Catching the view is certainly nice; one of the best places to do so is from your back deck part of the Talkeetna Alaskan Villa. But you get an entirely different perspective once you’re actually in the mountains, standing on a glacier, looking up and around at a jagged world of white. To do that, you need a plane.
A handful of businesses run “flightseeing” travels out of Talkeetna, K2 Aviation getting the biggest. It’s also possible to travel in from the Denali area. Whoever you fly with, sign up for a glacier landing for the full impact.

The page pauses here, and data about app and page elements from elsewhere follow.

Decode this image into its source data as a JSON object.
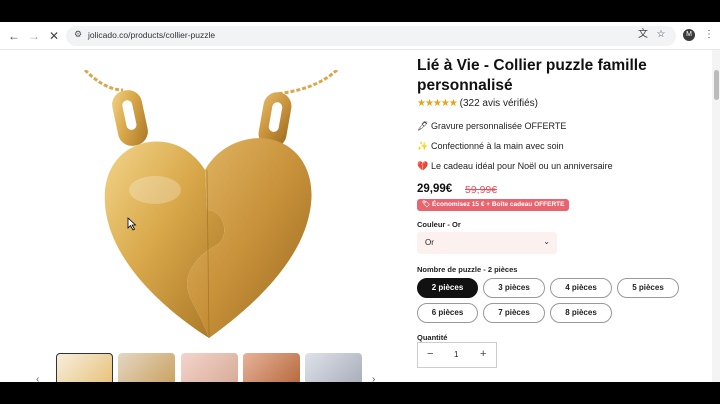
{
  "browser": {
    "url": "jolicado.co/products/collier-puzzle",
    "back_icon": "arrow-left-icon",
    "forward_icon": "arrow-right-icon",
    "close_icon": "close-icon",
    "profile_initial": "M"
  },
  "product": {
    "title": "Lié à Vie - Collier puzzle famille personnalisé",
    "rating_stars": "★★★★★",
    "rating_value": 4.5,
    "reviews": "(322 avis vérifiés)",
    "features": [
      {
        "icon": "🖋",
        "text": "Gravure personnalisée OFFERTE"
      },
      {
        "icon": "✨",
        "text": "Confectionné à la main avec soin"
      },
      {
        "icon": "💔",
        "text": "Le cadeau idéal pour Noël ou un anniversaire"
      }
    ],
    "price": "29,99€",
    "old_price": "59,99€",
    "badge": "🏷 Économisez 15 € + Boîte cadeau OFFERTE",
    "color_label": "Couleur - Or",
    "color_value": "Or",
    "puzzle_label": "Nombre de puzzle - 2 pièces",
    "puzzle_options": [
      "2 pièces",
      "3 pièces",
      "4 pièces",
      "5 pièces",
      "6 pièces",
      "7 pièces",
      "8 pièces"
    ],
    "puzzle_selected": "2 pièces",
    "quantity_label": "Quantité",
    "quantity_value": "1",
    "qty_minus": "−",
    "qty_plus": "+"
  },
  "colors": {
    "gold": "#d9a84a",
    "badge": "#e8646f",
    "old_price": "#e05260"
  }
}
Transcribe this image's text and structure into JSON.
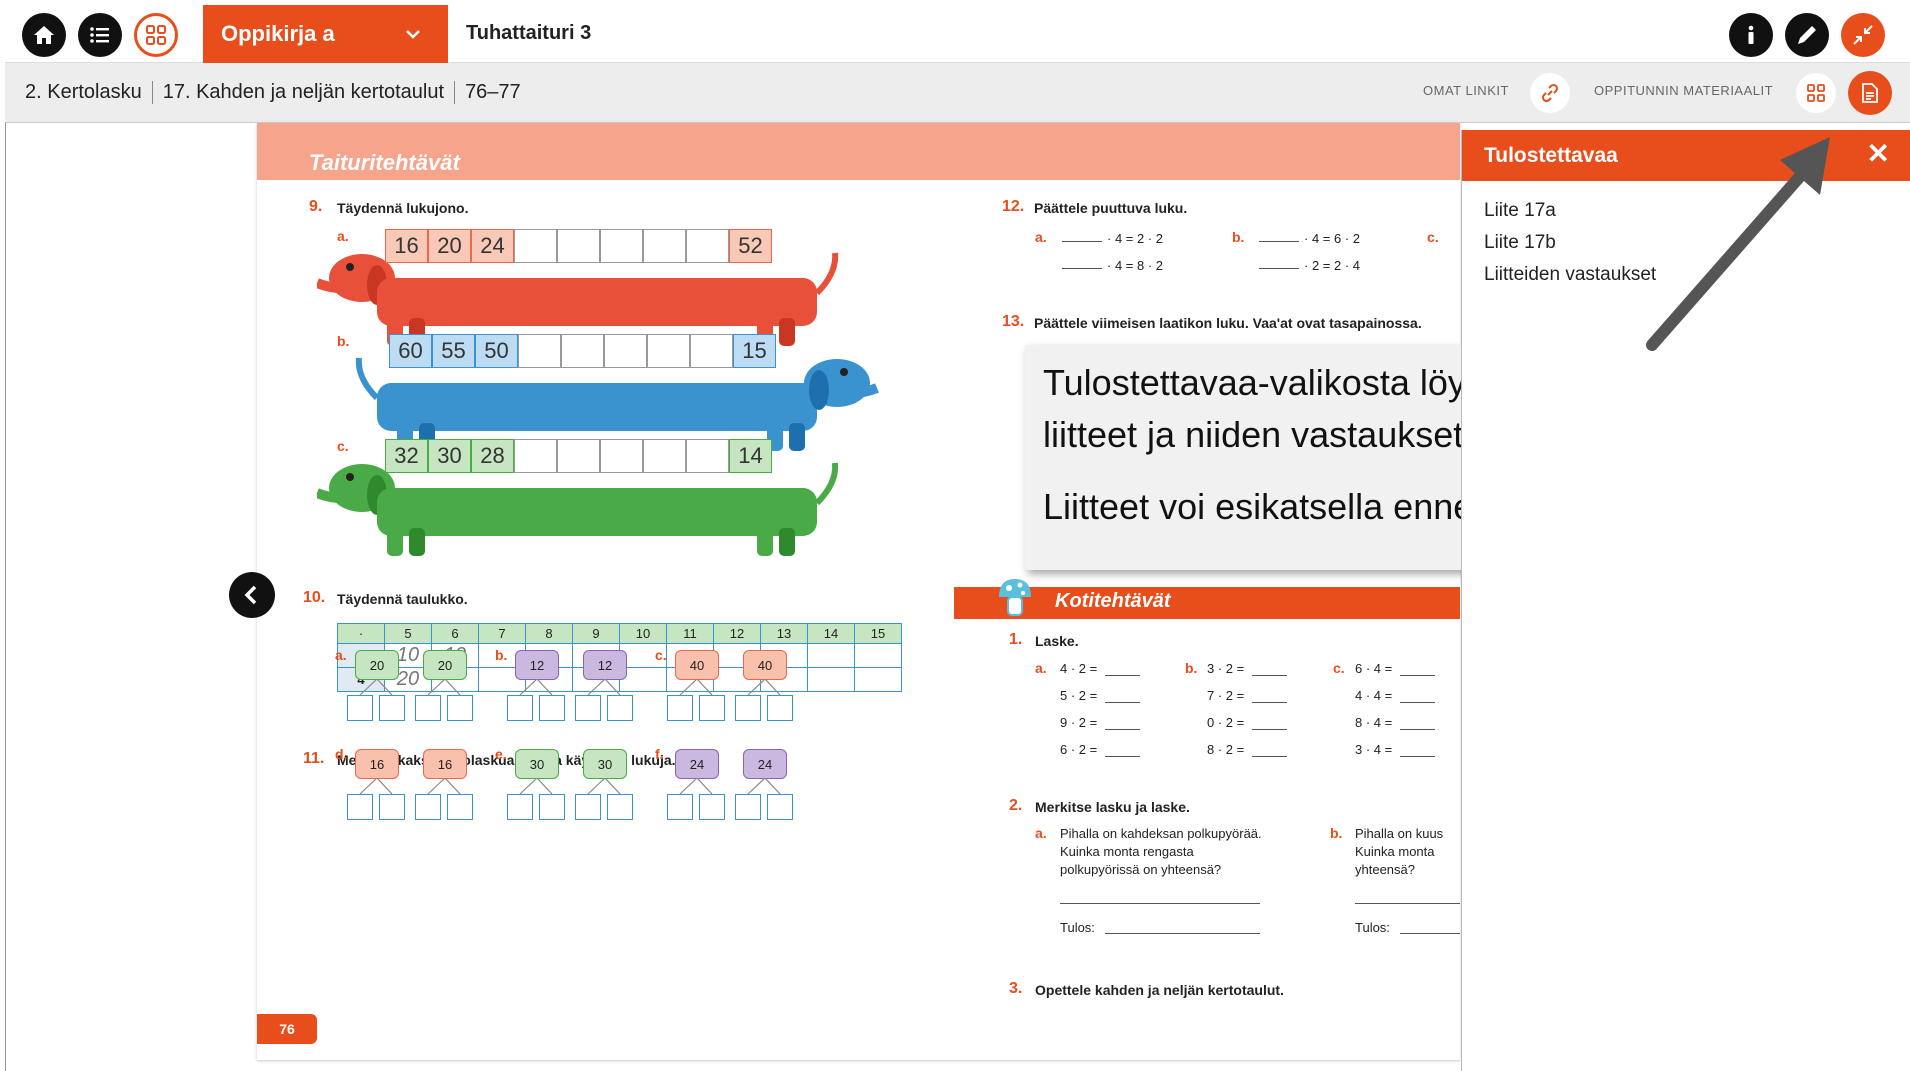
{
  "topbar": {
    "book_select_label": "Oppikirja a",
    "book_title": "Tuhattaituri 3"
  },
  "breadcrumb": {
    "items": [
      "2. Kertolasku",
      "17. Kahden ja neljän kertotaulut",
      "76–77"
    ],
    "own_links": "OMAT LINKIT",
    "lesson_materials": "OPPITUNNIN MATERIAALIT"
  },
  "page": {
    "header": "Taituritehtävät",
    "task9": {
      "num": "9.",
      "text": "Täydennä lukujono.",
      "a": "a.",
      "b": "b.",
      "c": "c.",
      "rows": [
        [
          "16",
          "20",
          "24",
          "",
          "",
          "",
          "",
          "",
          "52"
        ],
        [
          "60",
          "55",
          "50",
          "",
          "",
          "",
          "",
          "",
          "15"
        ],
        [
          "32",
          "30",
          "28",
          "",
          "",
          "",
          "",
          "",
          "14"
        ]
      ]
    },
    "task10": {
      "num": "10.",
      "text": "Täydennä taulukko.",
      "header": [
        "·",
        "5",
        "6",
        "7",
        "8",
        "9",
        "10",
        "11",
        "12",
        "13",
        "14",
        "15"
      ],
      "row2": [
        "2",
        "10",
        "12",
        "",
        "",
        "",
        "",
        "",
        "",
        "",
        "",
        ""
      ],
      "row4": [
        "4",
        "20",
        "",
        "",
        "",
        "",
        "",
        "",
        "",
        "",
        "",
        ""
      ]
    },
    "task11": {
      "num": "11.",
      "text": "Merkitse kaksi kertolaskua, joissa käytät eri lukuja.",
      "groups": [
        {
          "l": "a.",
          "v": "20",
          "c": "green"
        },
        {
          "l": "b.",
          "v": "12",
          "c": "purple"
        },
        {
          "l": "c.",
          "v": "40",
          "c": "red"
        },
        {
          "l": "d.",
          "v": "16",
          "c": "red"
        },
        {
          "l": "e.",
          "v": "30",
          "c": "green"
        },
        {
          "l": "f.",
          "v": "24",
          "c": "purple"
        }
      ]
    },
    "page_number": "76",
    "task12": {
      "num": "12.",
      "text": "Päättele puuttuva luku.",
      "a": "a.",
      "b": "b.",
      "c": "c.",
      "a1": "· 4 = 2 · 2",
      "a2": "· 4 = 8 · 2",
      "b1": "· 4 = 6 · 2",
      "b2": "· 2 = 2 · 4"
    },
    "task13": {
      "num": "13.",
      "text": "Päättele viimeisen laatikon luku. Vaa'at ovat tasapainossa."
    },
    "home_header": "Kotitehtävät",
    "home1": {
      "num": "1.",
      "text": "Laske.",
      "a_label": "a.",
      "b_label": "b.",
      "c_label": "c.",
      "a": [
        "4 · 2 =",
        "5 · 2 =",
        "9 · 2 =",
        "6 · 2 ="
      ],
      "b": [
        "3 · 2 =",
        "7 · 2 =",
        "0 · 2 =",
        "8 · 2 ="
      ],
      "c": [
        "6 · 4 =",
        "4 · 4 =",
        "8 · 4 =",
        "3 · 4 ="
      ]
    },
    "home2": {
      "num": "2.",
      "text": "Merkitse lasku ja laske.",
      "a_label": "a.",
      "b_label": "b.",
      "a_l1": "Pihalla on kahdeksan polkupyörää.",
      "a_l2": "Kuinka monta rengasta",
      "a_l3": "polkupyörissä on yhteensä?",
      "b_l1": "Pihalla on kuus",
      "b_l2": "Kuinka monta",
      "b_l3": "yhteensä?",
      "result": "Tulos:"
    },
    "home3": {
      "num": "3.",
      "text": "Opettele kahden ja neljän kertotaulut."
    }
  },
  "popup": {
    "line1": "Tulostettavaa-valikosta löydät oppitunnin",
    "line2": "liitteet ja niiden vastaukset.",
    "line3": "Liitteet voi esikatsella ennen tulostamista."
  },
  "panel": {
    "title": "Tulostettavaa",
    "items": [
      "Liite 17a",
      "Liite 17b",
      "Liitteiden vastaukset"
    ]
  },
  "colors": {
    "accent": "#e84e1b",
    "header_salmon": "#f6a48c",
    "blue": "#3a92cf",
    "green": "#4aaa48"
  }
}
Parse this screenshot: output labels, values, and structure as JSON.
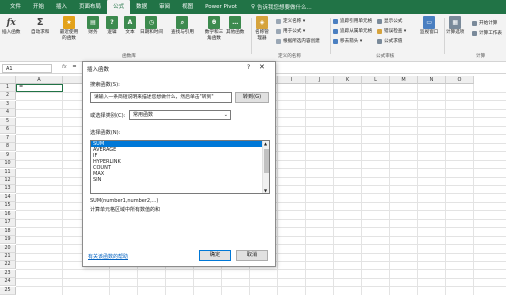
{
  "menubar": {
    "tabs": [
      "文件",
      "开始",
      "插入",
      "页面布局",
      "公式",
      "数据",
      "审阅",
      "视图",
      "Power Pivot"
    ],
    "active_tab": "公式",
    "search_text": "告诉我您想要做什么..."
  },
  "ribbon": {
    "buttons": [
      {
        "label": "插入函数",
        "icon": "fx-icon",
        "color": "#555555"
      },
      {
        "label": "自动求和",
        "icon": "sum-icon",
        "color": "#555555"
      },
      {
        "label": "最近使用的函数",
        "icon": "star-icon",
        "color": "#e3a21a"
      },
      {
        "label": "财务",
        "icon": "book-icon",
        "color": "#3c8a4e"
      },
      {
        "label": "逻辑",
        "icon": "question-icon",
        "color": "#3c8a4e"
      },
      {
        "label": "文本",
        "icon": "text-icon",
        "color": "#3c8a4e"
      },
      {
        "label": "日期和时间",
        "icon": "clock-icon",
        "color": "#3c8a4e"
      },
      {
        "label": "查找与引用",
        "icon": "search-icon",
        "color": "#3c8a4e"
      },
      {
        "label": "数学和三角函数",
        "icon": "theta-icon",
        "color": "#3c8a4e"
      },
      {
        "label": "其他函数",
        "icon": "more-icon",
        "color": "#3c8a4e"
      },
      {
        "label": "名称管理器",
        "icon": "tag-icon",
        "color": "#d6a33c"
      }
    ],
    "group_function_library": "函数库",
    "defined_names": [
      "定义名称 ▾",
      "用于公式 ▾",
      "根据所选内容创建"
    ],
    "group_defined_names": "定义的名称",
    "audit": [
      "追踪引用单元格",
      "追踪从属单元格",
      "移去箭头 ▾"
    ],
    "audit2": [
      "显示公式",
      "错误检查 ▾",
      "公式求值"
    ],
    "group_audit": "公式审核",
    "watch": "监视窗口",
    "calc_options": "计算选项",
    "calc_right": [
      "开始计算",
      "计算工作表"
    ],
    "group_calc": "计算"
  },
  "formula_bar": {
    "name_box": "A1",
    "fx": "fx",
    "formula": "="
  },
  "grid": {
    "columns": [
      "A",
      "B",
      "C",
      "D",
      "E",
      "F",
      "G",
      "H",
      "I",
      "J",
      "K",
      "L",
      "M",
      "N",
      "O"
    ],
    "rows": [
      "1",
      "2",
      "3",
      "4",
      "5",
      "6",
      "7",
      "8",
      "9",
      "10",
      "11",
      "12",
      "13",
      "14",
      "15",
      "16",
      "17",
      "18",
      "19",
      "20",
      "21",
      "22",
      "23",
      "24",
      "25"
    ],
    "active_cell_value": "="
  },
  "dialog": {
    "title": "插入函数",
    "help": "?",
    "close": "✕",
    "search_label": "搜索函数(S):",
    "search_value": "请输入一条简短说明来描述您想做什么，然后单击\"转到\"",
    "goto_button": "转到(G)",
    "category_label": "或选择类别(C):",
    "category_value": "常用函数",
    "list_label": "选择函数(N):",
    "functions": [
      "SUM",
      "AVERAGE",
      "IF",
      "HYPERLINK",
      "COUNT",
      "MAX",
      "SIN"
    ],
    "selected_function": "SUM",
    "signature": "SUM(number1,number2,...)",
    "description": "计算单元格区域中所有数值的和",
    "help_link": "有关该函数的帮助",
    "ok_button": "确定",
    "cancel_button": "取消"
  },
  "colors": {
    "excel_green": "#217346",
    "selection_blue": "#0078d7"
  }
}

This is also just how climbers access the forest. For information upon climbing, check the State Park’s mountaineering source page.
A float plane in Alaska
Talkeetna Alaskan Lodge
Denali National Recreation area Mountaineering Resource Page
4. Stay in a boat/plane-accessed resort.
Fox Island can be a stop on two Kenai Fjords day time cruises, but you can stay overnight at the Kenai Fjords Wilderness Lodge. The property comprises 8 cabins (each with capacity for a family of four) lined up involving the rocky beach and the back tidal lagoon. Package overnight stays that feature a day time cruise on flying day start can be found. Kayaking and angling trips are available at additional cost for overnighters; they’re part of the deal if you stay several night.
On the reverse side of the Kenai Peninsula, Tutka Gulf Lodge has an even more remote feel to it, accessed by water taxi from the Homer Spit or sea plane. Tutka is one of the fjords cut into the southern aspect of the larger Kachemak Bay, and the whole area features cold peaks and Sitka spruce-covered ridges that run right into the ocean. The lodge is set back on the beach opposite a small headland – you can’t see it until you’re almost on top of it. But once you’re there it’s quite expansive, with a massive central deck (with hot tub and sauna), and pathways that connect the main hotel building and 6 luxury cabins of varying size. The Eagle’s Nest Chalet (sleeps five) probably has the best view.
Rates start $1, 300 per night time and include three chef-prepared meals a day, a one-hour massage, wines tastings, yoga, and pretty much any well guided activity you can think of – kayaking, hiking to glaciers, mountain cycling, local fishing and boat trips, character walks, and cooking classes.